Stored records
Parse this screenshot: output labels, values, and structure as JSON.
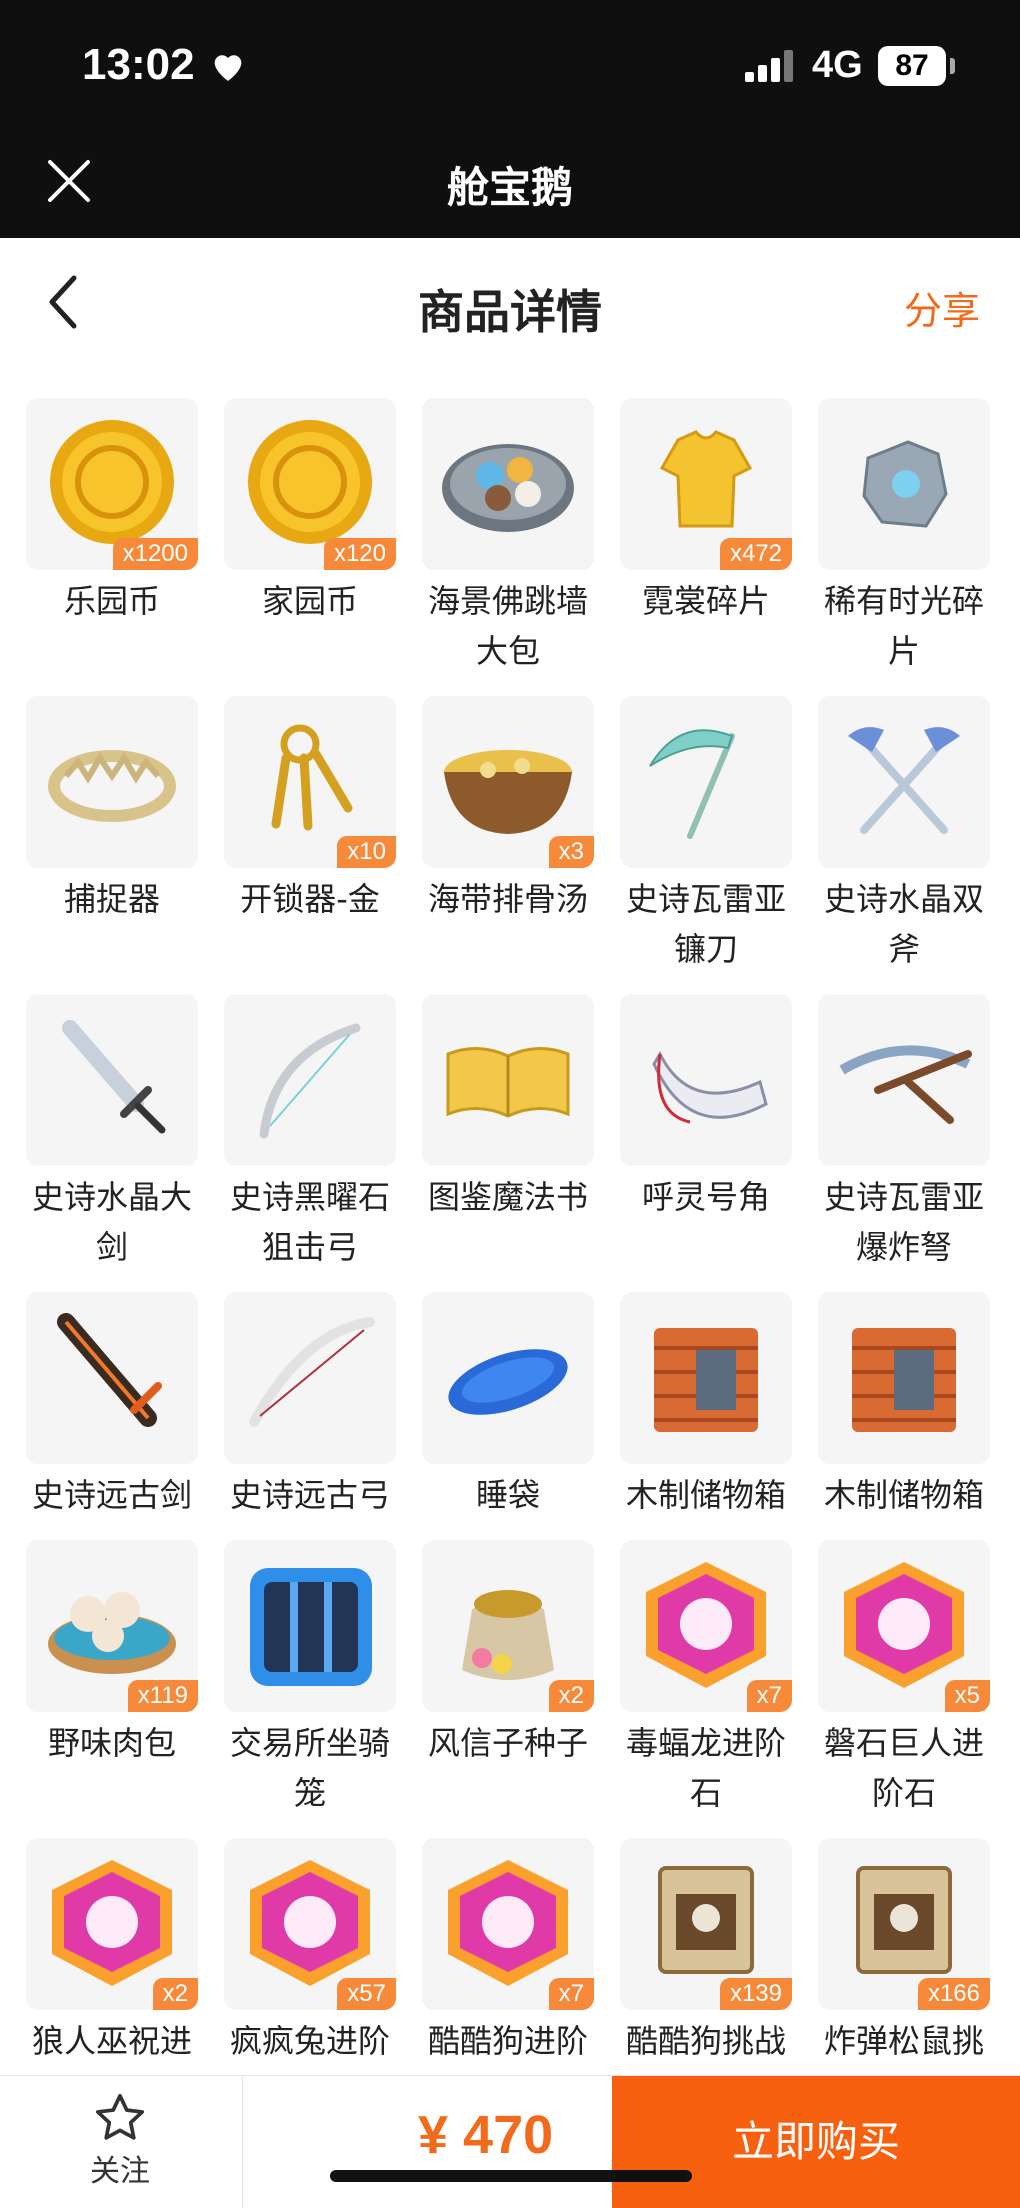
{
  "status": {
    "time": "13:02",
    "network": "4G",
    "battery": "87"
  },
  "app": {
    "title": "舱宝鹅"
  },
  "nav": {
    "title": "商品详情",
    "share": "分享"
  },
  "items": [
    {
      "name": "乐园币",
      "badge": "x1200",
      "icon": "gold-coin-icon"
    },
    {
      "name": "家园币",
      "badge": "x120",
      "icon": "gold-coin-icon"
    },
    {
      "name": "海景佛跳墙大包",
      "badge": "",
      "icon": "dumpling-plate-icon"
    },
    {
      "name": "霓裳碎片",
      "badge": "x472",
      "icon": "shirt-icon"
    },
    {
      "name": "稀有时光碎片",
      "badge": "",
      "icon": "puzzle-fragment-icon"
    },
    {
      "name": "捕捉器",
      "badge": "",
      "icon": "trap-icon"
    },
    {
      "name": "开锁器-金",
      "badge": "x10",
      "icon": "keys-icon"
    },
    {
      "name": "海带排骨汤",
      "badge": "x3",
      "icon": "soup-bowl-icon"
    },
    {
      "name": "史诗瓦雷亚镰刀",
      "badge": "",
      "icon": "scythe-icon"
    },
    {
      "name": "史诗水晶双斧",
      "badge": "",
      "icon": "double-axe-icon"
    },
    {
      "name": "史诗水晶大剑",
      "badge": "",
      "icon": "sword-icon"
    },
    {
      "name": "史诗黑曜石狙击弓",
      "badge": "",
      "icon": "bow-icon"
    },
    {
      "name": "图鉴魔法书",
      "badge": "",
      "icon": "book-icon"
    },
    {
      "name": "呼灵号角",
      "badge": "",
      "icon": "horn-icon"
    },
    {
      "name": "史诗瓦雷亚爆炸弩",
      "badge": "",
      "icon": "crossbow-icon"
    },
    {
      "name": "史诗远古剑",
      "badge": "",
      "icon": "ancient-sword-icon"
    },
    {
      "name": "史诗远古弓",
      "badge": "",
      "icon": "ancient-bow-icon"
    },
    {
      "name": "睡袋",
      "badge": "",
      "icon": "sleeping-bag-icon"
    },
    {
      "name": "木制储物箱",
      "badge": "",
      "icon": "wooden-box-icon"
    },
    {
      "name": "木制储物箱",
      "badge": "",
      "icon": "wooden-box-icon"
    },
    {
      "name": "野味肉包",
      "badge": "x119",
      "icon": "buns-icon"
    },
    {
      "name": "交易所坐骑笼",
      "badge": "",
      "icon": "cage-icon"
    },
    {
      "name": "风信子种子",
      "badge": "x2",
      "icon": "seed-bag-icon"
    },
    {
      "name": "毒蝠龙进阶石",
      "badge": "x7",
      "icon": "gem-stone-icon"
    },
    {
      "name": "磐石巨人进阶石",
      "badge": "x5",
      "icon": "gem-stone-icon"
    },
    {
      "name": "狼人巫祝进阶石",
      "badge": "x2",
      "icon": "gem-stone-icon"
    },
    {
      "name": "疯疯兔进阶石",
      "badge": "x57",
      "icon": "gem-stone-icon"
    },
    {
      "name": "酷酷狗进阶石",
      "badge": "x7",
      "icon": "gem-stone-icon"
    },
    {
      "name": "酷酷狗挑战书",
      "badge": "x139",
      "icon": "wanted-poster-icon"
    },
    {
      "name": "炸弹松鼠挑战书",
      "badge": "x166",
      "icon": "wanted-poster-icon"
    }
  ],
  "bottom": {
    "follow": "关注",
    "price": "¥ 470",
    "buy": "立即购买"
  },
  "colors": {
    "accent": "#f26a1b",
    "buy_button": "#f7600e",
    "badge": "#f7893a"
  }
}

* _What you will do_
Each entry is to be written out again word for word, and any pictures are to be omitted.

* _Reply to the exercise_
Parse this screenshot: output labels, values, and structure as JSON.
{
  "status": {
    "time": "13:02",
    "network": "4G",
    "battery": "87"
  },
  "app": {
    "title": "舱宝鹅"
  },
  "nav": {
    "title": "商品详情",
    "share": "分享"
  },
  "items": [
    {
      "name": "乐园币",
      "badge": "x1200",
      "icon": "gold-coin-icon"
    },
    {
      "name": "家园币",
      "badge": "x120",
      "icon": "gold-coin-icon"
    },
    {
      "name": "海景佛跳墙大包",
      "badge": "",
      "icon": "dumpling-plate-icon"
    },
    {
      "name": "霓裳碎片",
      "badge": "x472",
      "icon": "shirt-icon"
    },
    {
      "name": "稀有时光碎片",
      "badge": "",
      "icon": "puzzle-fragment-icon"
    },
    {
      "name": "捕捉器",
      "badge": "",
      "icon": "trap-icon"
    },
    {
      "name": "开锁器-金",
      "badge": "x10",
      "icon": "keys-icon"
    },
    {
      "name": "海带排骨汤",
      "badge": "x3",
      "icon": "soup-bowl-icon"
    },
    {
      "name": "史诗瓦雷亚镰刀",
      "badge": "",
      "icon": "scythe-icon"
    },
    {
      "name": "史诗水晶双斧",
      "badge": "",
      "icon": "double-axe-icon"
    },
    {
      "name": "史诗水晶大剑",
      "badge": "",
      "icon": "sword-icon"
    },
    {
      "name": "史诗黑曜石狙击弓",
      "badge": "",
      "icon": "bow-icon"
    },
    {
      "name": "图鉴魔法书",
      "badge": "",
      "icon": "book-icon"
    },
    {
      "name": "呼灵号角",
      "badge": "",
      "icon": "horn-icon"
    },
    {
      "name": "史诗瓦雷亚爆炸弩",
      "badge": "",
      "icon": "crossbow-icon"
    },
    {
      "name": "史诗远古剑",
      "badge": "",
      "icon": "ancient-sword-icon"
    },
    {
      "name": "史诗远古弓",
      "badge": "",
      "icon": "ancient-bow-icon"
    },
    {
      "name": "睡袋",
      "badge": "",
      "icon": "sleeping-bag-icon"
    },
    {
      "name": "木制储物箱",
      "badge": "",
      "icon": "wooden-box-icon"
    },
    {
      "name": "木制储物箱",
      "badge": "",
      "icon": "wooden-box-icon"
    },
    {
      "name": "野味肉包",
      "badge": "x119",
      "icon": "buns-icon"
    },
    {
      "name": "交易所坐骑笼",
      "badge": "",
      "icon": "cage-icon"
    },
    {
      "name": "风信子种子",
      "badge": "x2",
      "icon": "seed-bag-icon"
    },
    {
      "name": "毒蝠龙进阶石",
      "badge": "x7",
      "icon": "gem-stone-icon"
    },
    {
      "name": "磐石巨人进阶石",
      "badge": "x5",
      "icon": "gem-stone-icon"
    },
    {
      "name": "狼人巫祝进阶石",
      "badge": "x2",
      "icon": "gem-stone-icon"
    },
    {
      "name": "疯疯兔进阶石",
      "badge": "x57",
      "icon": "gem-stone-icon"
    },
    {
      "name": "酷酷狗进阶石",
      "badge": "x7",
      "icon": "gem-stone-icon"
    },
    {
      "name": "酷酷狗挑战书",
      "badge": "x139",
      "icon": "wanted-poster-icon"
    },
    {
      "name": "炸弹松鼠挑战书",
      "badge": "x166",
      "icon": "wanted-poster-icon"
    }
  ],
  "bottom": {
    "follow": "关注",
    "price": "¥ 470",
    "buy": "立即购买"
  },
  "colors": {
    "accent": "#f26a1b",
    "buy_button": "#f7600e",
    "badge": "#f7893a"
  }
}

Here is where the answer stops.